Many of the foods we eat, and the ways in which we eat those foods, are the result of formed habits—that is, when you eat a certain snack at a certain time (say, chips in the afternoon); or when you eat a particular dessert each night in front of the television; or even when you choose a healthy salad with lean protein every time you eat at a certain restaurant; you are indulging a habit. As you can see, not all habits are bad. That’s good news.

A recent study looked at how our environment can have an impact on eating habits. Researchers from the University of Southern California gave movie-goers either fresh or week-old popcorn upon entering the theatre. Those people who usually ate popcorn during movies ate the same amount of stale popcorn as those who ate fresh popcorn, indicating that food habits, and the environment in which these habits take place, have a big impact on how and what we eat.

In another experiment, movie-goers were asked to eat popcorn with their non-dominant hand. So, right-handed people ate with their left hands and vice versa. Doing this caused people to pay more attention to what they were eating, and so they ate less. Coincidentally, using your non-dominant hand to do anything (say, brush your teeth) helps create new connections in your brain as it tries to grasp a new way of doing things. These types of brain hemisphere-crossing activities are actually recommended to stave off Alzheimer’s.
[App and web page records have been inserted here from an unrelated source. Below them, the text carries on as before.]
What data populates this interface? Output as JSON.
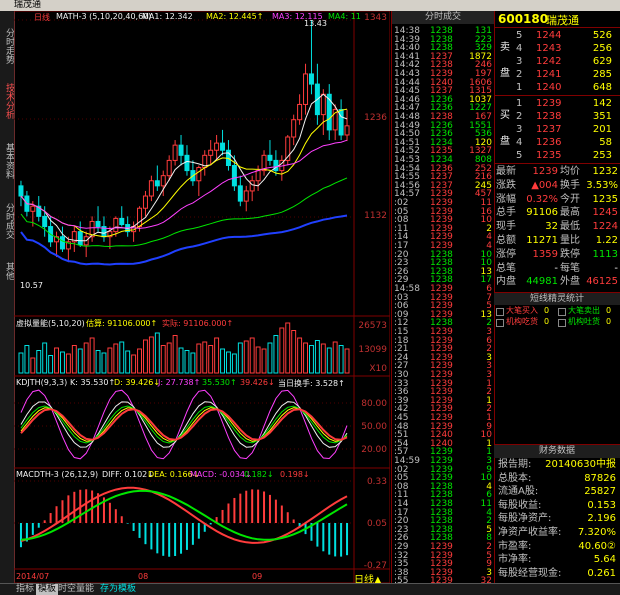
{
  "window": {
    "title": "瑞茂通"
  },
  "side_tabs": [
    "分时走势",
    "技术分析",
    "基本资料",
    "分时成交",
    "其他"
  ],
  "main_chart": {
    "label": "日线",
    "ma_header": "MATH-3 (5,10,20,40,60)",
    "ma1": "MA1: 12.342",
    "ma2": "MA2: 12.445↑",
    "ma3": "MA3: 12.115",
    "ma4": "MA4: 11",
    "price_high_label": "13.43",
    "price_low_label": "10.57",
    "axis": [
      "1343",
      "1236",
      "1132"
    ]
  },
  "volume_panel": {
    "header": "虚拟量能(5,10,20)",
    "estimate": "估算: 91106.000↑",
    "actual": "实际: 91106.000↑",
    "axis": [
      "26573",
      "13099",
      "X10"
    ]
  },
  "kdj_panel": {
    "header": "KDJTH(9,3,3)",
    "k": "K: 35.530↑",
    "d": "D: 39.426↓",
    "j": "J: 27.738↑",
    "extra1": "35.530↑",
    "extra2": "39.426↓",
    "turnover": "当日换手: 3.528↑",
    "axis": [
      "80.00",
      "50.00",
      "20.00"
    ]
  },
  "macd_panel": {
    "header": "MACDTH-3 (26,12,9)",
    "diff": "DIFF: 0.102↓",
    "dea": "DEA: 0.166↓",
    "macd": "MACD: -0.034↓",
    "extra1": "0.182↓",
    "extra2": "0.198↓",
    "axis": [
      "0.33",
      "0.05",
      "-0.27"
    ]
  },
  "date_axis": [
    "2014/07",
    "08",
    "09"
  ],
  "period_button": "日线▲",
  "bottom_tabs": [
    "指标",
    "模板",
    "时空量能",
    "存为模板"
  ],
  "ticks_panel": {
    "title": "分时成交",
    "rows": [
      {
        "t": "14:38",
        "p": "1238",
        "d": "down",
        "v": "131"
      },
      {
        "t": "14:39",
        "p": "1238",
        "d": "down",
        "v": "223"
      },
      {
        "t": "14:40",
        "p": "1238",
        "d": "down",
        "v": "329"
      },
      {
        "t": "14:41",
        "p": "1237",
        "d": "up",
        "v": "1872"
      },
      {
        "t": "14:42",
        "p": "1238",
        "d": "up",
        "v": "246"
      },
      {
        "t": "14:43",
        "p": "1239",
        "d": "up",
        "v": "197"
      },
      {
        "t": "14:44",
        "p": "1240",
        "d": "up",
        "v": "1606"
      },
      {
        "t": "14:45",
        "p": "1237",
        "d": "up",
        "v": "1315"
      },
      {
        "t": "14:46",
        "p": "1236",
        "d": "down",
        "v": "1037"
      },
      {
        "t": "14:47",
        "p": "1236",
        "d": "down",
        "v": "1227"
      },
      {
        "t": "14:48",
        "p": "1238",
        "d": "up",
        "v": "167"
      },
      {
        "t": "14:49",
        "p": "1236",
        "d": "down",
        "v": "1551"
      },
      {
        "t": "14:50",
        "p": "1236",
        "d": "down",
        "v": "536"
      },
      {
        "t": "14:51",
        "p": "1234",
        "d": "down",
        "v": "120"
      },
      {
        "t": "14:52",
        "p": "1235",
        "d": "up",
        "v": "1327"
      },
      {
        "t": "14:53",
        "p": "1234",
        "d": "down",
        "v": "808"
      },
      {
        "t": "14:54",
        "p": "1236",
        "d": "up",
        "v": "252"
      },
      {
        "t": "14:55",
        "p": "1237",
        "d": "up",
        "v": "216"
      },
      {
        "t": "14:56",
        "p": "1237",
        "d": "up",
        "v": "245"
      },
      {
        "t": "14:57",
        "p": "1239",
        "d": "up",
        "v": "457"
      },
      {
        "t": ":02",
        "p": "1239",
        "d": "up",
        "v": "11"
      },
      {
        "t": ":05",
        "p": "1239",
        "d": "up",
        "v": "16"
      },
      {
        "t": ":08",
        "p": "1239",
        "d": "up",
        "v": "10"
      },
      {
        "t": ":11",
        "p": "1239",
        "d": "up",
        "v": "2"
      },
      {
        "t": ":14",
        "p": "1239",
        "d": "up",
        "v": "4"
      },
      {
        "t": ":17",
        "p": "1239",
        "d": "up",
        "v": "4"
      },
      {
        "t": ":20",
        "p": "1238",
        "d": "down",
        "v": "10"
      },
      {
        "t": ":23",
        "p": "1238",
        "d": "down",
        "v": "10"
      },
      {
        "t": ":26",
        "p": "1238",
        "d": "down",
        "v": "13"
      },
      {
        "t": ":29",
        "p": "1238",
        "d": "down",
        "v": "17"
      },
      {
        "t": "14:58",
        "p": "1239",
        "d": "up",
        "v": "6"
      },
      {
        "t": ":03",
        "p": "1239",
        "d": "up",
        "v": "7"
      },
      {
        "t": ":06",
        "p": "1239",
        "d": "up",
        "v": "5"
      },
      {
        "t": ":09",
        "p": "1239",
        "d": "up",
        "v": "13"
      },
      {
        "t": ":12",
        "p": "1238",
        "d": "down",
        "v": "2"
      },
      {
        "t": ":15",
        "p": "1239",
        "d": "up",
        "v": "3"
      },
      {
        "t": ":18",
        "p": "1239",
        "d": "up",
        "v": "6"
      },
      {
        "t": ":21",
        "p": "1239",
        "d": "up",
        "v": "2"
      },
      {
        "t": ":24",
        "p": "1239",
        "d": "up",
        "v": "3"
      },
      {
        "t": ":27",
        "p": "1239",
        "d": "up",
        "v": "3"
      },
      {
        "t": ":30",
        "p": "1239",
        "d": "up",
        "v": "3"
      },
      {
        "t": ":33",
        "p": "1239",
        "d": "up",
        "v": "1"
      },
      {
        "t": ":36",
        "p": "1239",
        "d": "up",
        "v": "2"
      },
      {
        "t": ":39",
        "p": "1239",
        "d": "up",
        "v": "1"
      },
      {
        "t": ":42",
        "p": "1239",
        "d": "up",
        "v": "2"
      },
      {
        "t": ":45",
        "p": "1239",
        "d": "up",
        "v": "1"
      },
      {
        "t": ":48",
        "p": "1239",
        "d": "up",
        "v": "9"
      },
      {
        "t": ":51",
        "p": "1240",
        "d": "up",
        "v": "10"
      },
      {
        "t": ":54",
        "p": "1240",
        "d": "up",
        "v": "1"
      },
      {
        "t": ":57",
        "p": "1239",
        "d": "down",
        "v": "1"
      },
      {
        "t": "14:59",
        "p": "1239",
        "d": "down",
        "v": "3"
      },
      {
        "t": ":02",
        "p": "1239",
        "d": "down",
        "v": "9"
      },
      {
        "t": ":05",
        "p": "1239",
        "d": "down",
        "v": "10"
      },
      {
        "t": ":08",
        "p": "1238",
        "d": "down",
        "v": "4"
      },
      {
        "t": ":11",
        "p": "1238",
        "d": "down",
        "v": "6"
      },
      {
        "t": ":14",
        "p": "1238",
        "d": "down",
        "v": "11"
      },
      {
        "t": ":17",
        "p": "1238",
        "d": "down",
        "v": "4"
      },
      {
        "t": ":20",
        "p": "1238",
        "d": "down",
        "v": "2"
      },
      {
        "t": ":23",
        "p": "1238",
        "d": "down",
        "v": "5"
      },
      {
        "t": ":26",
        "p": "1238",
        "d": "down",
        "v": "8"
      },
      {
        "t": ":29",
        "p": "1239",
        "d": "up",
        "v": "2"
      },
      {
        "t": ":32",
        "p": "1239",
        "d": "up",
        "v": "5"
      },
      {
        "t": ":35",
        "p": "1239",
        "d": "up",
        "v": "9"
      },
      {
        "t": ":38",
        "p": "1239",
        "d": "up",
        "v": "3"
      },
      {
        "t": ":55",
        "p": "1239",
        "d": "up",
        "v": "32"
      }
    ]
  },
  "quote": {
    "code": "600180",
    "name": "瑞茂通",
    "sell_label": [
      "卖",
      "盘"
    ],
    "buy_label": [
      "买",
      "盘"
    ],
    "asks": [
      {
        "n": "5",
        "p": "1244",
        "v": "526"
      },
      {
        "n": "4",
        "p": "1243",
        "v": "256"
      },
      {
        "n": "3",
        "p": "1242",
        "v": "629"
      },
      {
        "n": "2",
        "p": "1241",
        "v": "285"
      },
      {
        "n": "1",
        "p": "1240",
        "v": "648"
      }
    ],
    "bids": [
      {
        "n": "1",
        "p": "1239",
        "v": "142"
      },
      {
        "n": "2",
        "p": "1238",
        "v": "351"
      },
      {
        "n": "3",
        "p": "1237",
        "v": "201"
      },
      {
        "n": "4",
        "p": "1236",
        "v": "58"
      },
      {
        "n": "5",
        "p": "1235",
        "v": "253"
      }
    ],
    "stats": [
      {
        "k1": "最新",
        "v1": "1239",
        "k2": "均价",
        "v2": "1232"
      },
      {
        "k1": "涨跌",
        "v1": "▲004",
        "k2": "换手",
        "v2": "3.53%"
      },
      {
        "k1": "涨幅",
        "v1": "0.32%",
        "k2": "今开",
        "v2": "1235"
      },
      {
        "k1": "总手",
        "v1": "91106",
        "k2": "最高",
        "v2": "1245"
      },
      {
        "k1": "现手",
        "v1": "32",
        "k2": "最低",
        "v2": "1224"
      },
      {
        "k1": "总额",
        "v1": "11271",
        "k2": "量比",
        "v2": "1.22"
      },
      {
        "k1": "涨停",
        "v1": "1359",
        "k2": "跌停",
        "v2": "1113"
      },
      {
        "k1": "总笔",
        "v1": "-",
        "k2": "每笔",
        "v2": "-"
      },
      {
        "k1": "内盘",
        "v1": "44981",
        "k2": "外盘",
        "v2": "46125"
      }
    ],
    "sprite_title": "短线精灵统计",
    "sprite_items": [
      "大笔买入",
      "大笔卖出",
      "机构吃货",
      "机构吐货"
    ],
    "sprite_counts": [
      "0",
      "0",
      "0",
      "0"
    ],
    "fin_title": "财务数据",
    "fin_rows": [
      {
        "k": "报告期:",
        "v": "20140630中报"
      },
      {
        "k": "总股本:",
        "v": "87826"
      },
      {
        "k": "流通A股:",
        "v": "25827"
      },
      {
        "k": "每股收益:",
        "v": "0.153"
      },
      {
        "k": "每股净资产:",
        "v": "2.196"
      },
      {
        "k": "净资产收益率:",
        "v": "7.320%"
      },
      {
        "k": "市盈率:",
        "v": "40.60②"
      },
      {
        "k": "市净率:",
        "v": "5.64"
      },
      {
        "k": "每股经营现金:",
        "v": "0.261"
      }
    ]
  },
  "colors": {
    "up": "#ff3c3c",
    "down": "#00e600",
    "axis": "#800000",
    "bg": "#000000"
  }
}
So, this week, take note of your eating habits—especially the bad ones. Then, try to change something about those habits. Maybe you change the scenery. Maybe you switch to a healthy food (creating a good habit). Or maybe you try to eat with your other hand to reduce the likelihood of overdoing it. See how many bad habits you can turn into good habits!